The updated rules to select which energy projects will receive EU support were informally agreed between MEPs and the Slovenian Presidency of the Council, on Wednesday.
The draft legislation sets criteria and the methodology for selecting energy projects of common interest (PCIs), such as high-voltage transmission lines, pipelines, energy storage facilities or smart grids, which would benefit from fast-track administrative procedures and be eligible to receive EU funds. The aim is to align the existing regulation to the Green Deal objectives of the Union.
During negotiations, MEPs supported including the funding of the development of hydrogen infrastructure, such as electrolysers, as well as carbon capture and storage. Eligible projects should also drive market integration and increase security of supply, the agreed text says.
The selected projects will have to help EU countries to move away from solid fossil fuels such as coal, lignite, peat and oil shale. MEPs secured funding for projects that repurpose existing natural gas infrastructure for hydrogen transport or storage during a transitional period. These projects would be eligible to receive EU financial assistance until 31 December 2027.
MEPs also secured a stronger involvement of stakeholders in the selection process and a wider representation of different sectors in the consultations. They also pushed for boosting offshore renewable energy projects and facilitate their integration into the EU networks with the aim of reaching the EU’s climate neutrality goals and the 300 GW objective.
Projects based on natural gas will no longer be eligible for EU funding. However, a temporary derogation will allow Cyprus and Malta to have one natural gas project each funded with a view of connecting them to the EU network, under strict conditions.
MEPs reiterated that eligible projects have to be in line with the “energy efficiency first” principle, which stipulates that energy savings are the easiest way to save money for consumers and reduce greenhouse gas emissions. The cost of projects will have to ensure that consumers are not disproportionately burdened, especially if that could lead to energy poverty.
Finally, the legislation will not affect a country’s right to determine how to use its energy resources and define its own energy mix.
The informal agreement will now have to be formally endorsed by Parliament and Council to come into force. The Industry, Research and Energy Committee will vote on the text on the 26th of January 2022.
In its resolution of 10 July 2020, Parliament called for a revision of the trans-European networks in energy (TEN-E) regulation, which sets out EU guidelines for cross-border energy infrastructure and outlines the process for selecting projects of common interest (PCI). In December 2020, the Commission adopted a proposal to revise the TEN-E regulation.

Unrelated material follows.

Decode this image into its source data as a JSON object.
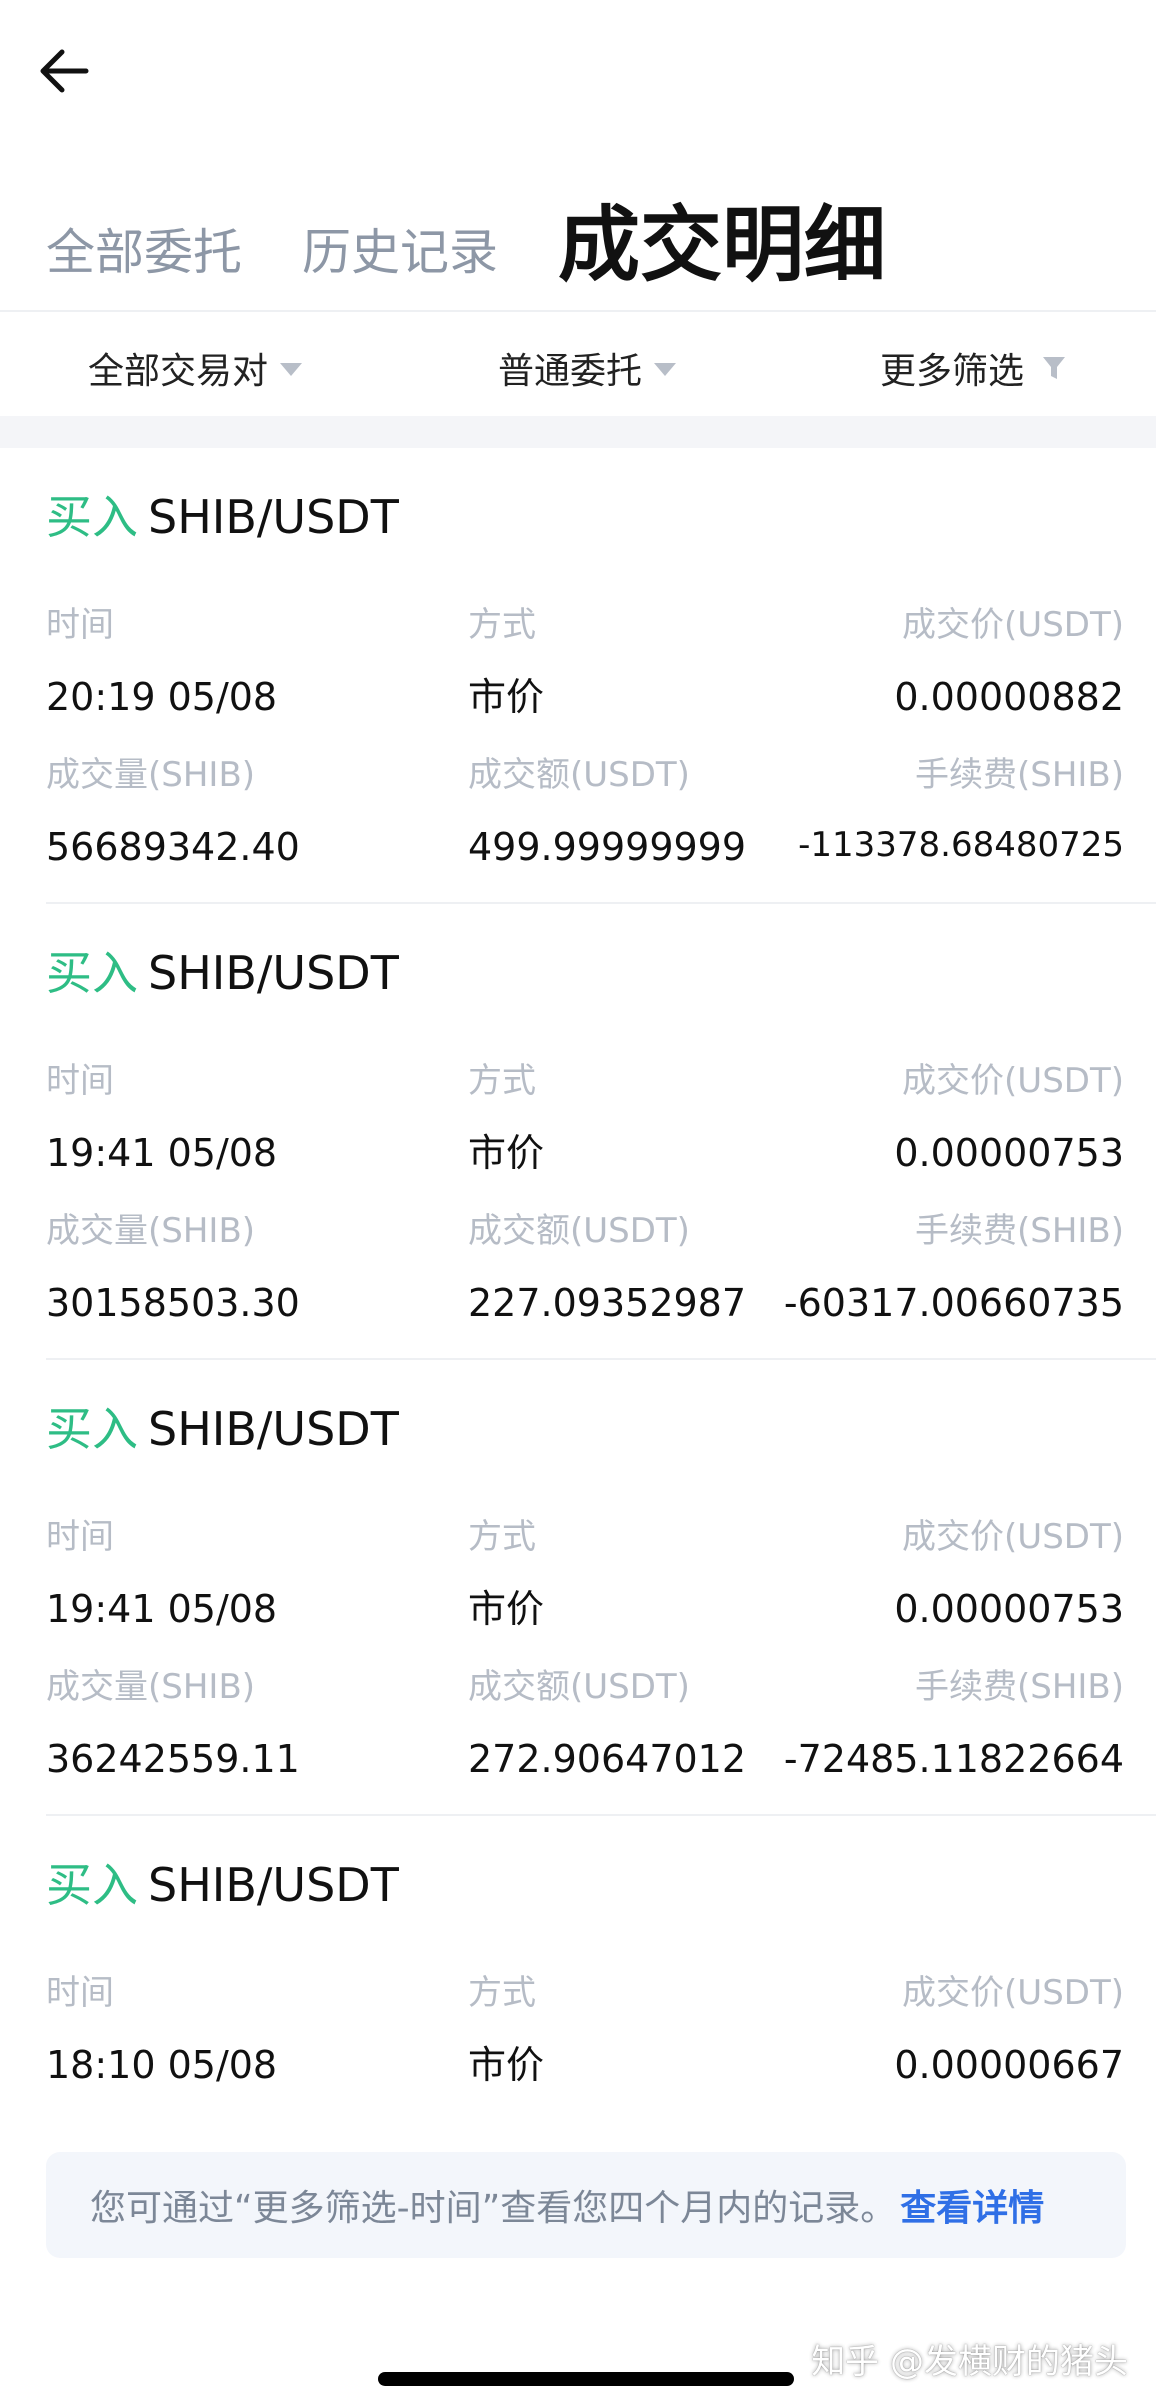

PCIs are infrastructure projects considered essential for delivering on EU objectives in the energy field, including improved interconnection between national markets, greater competitiveness, security of supply and promotion of renewables.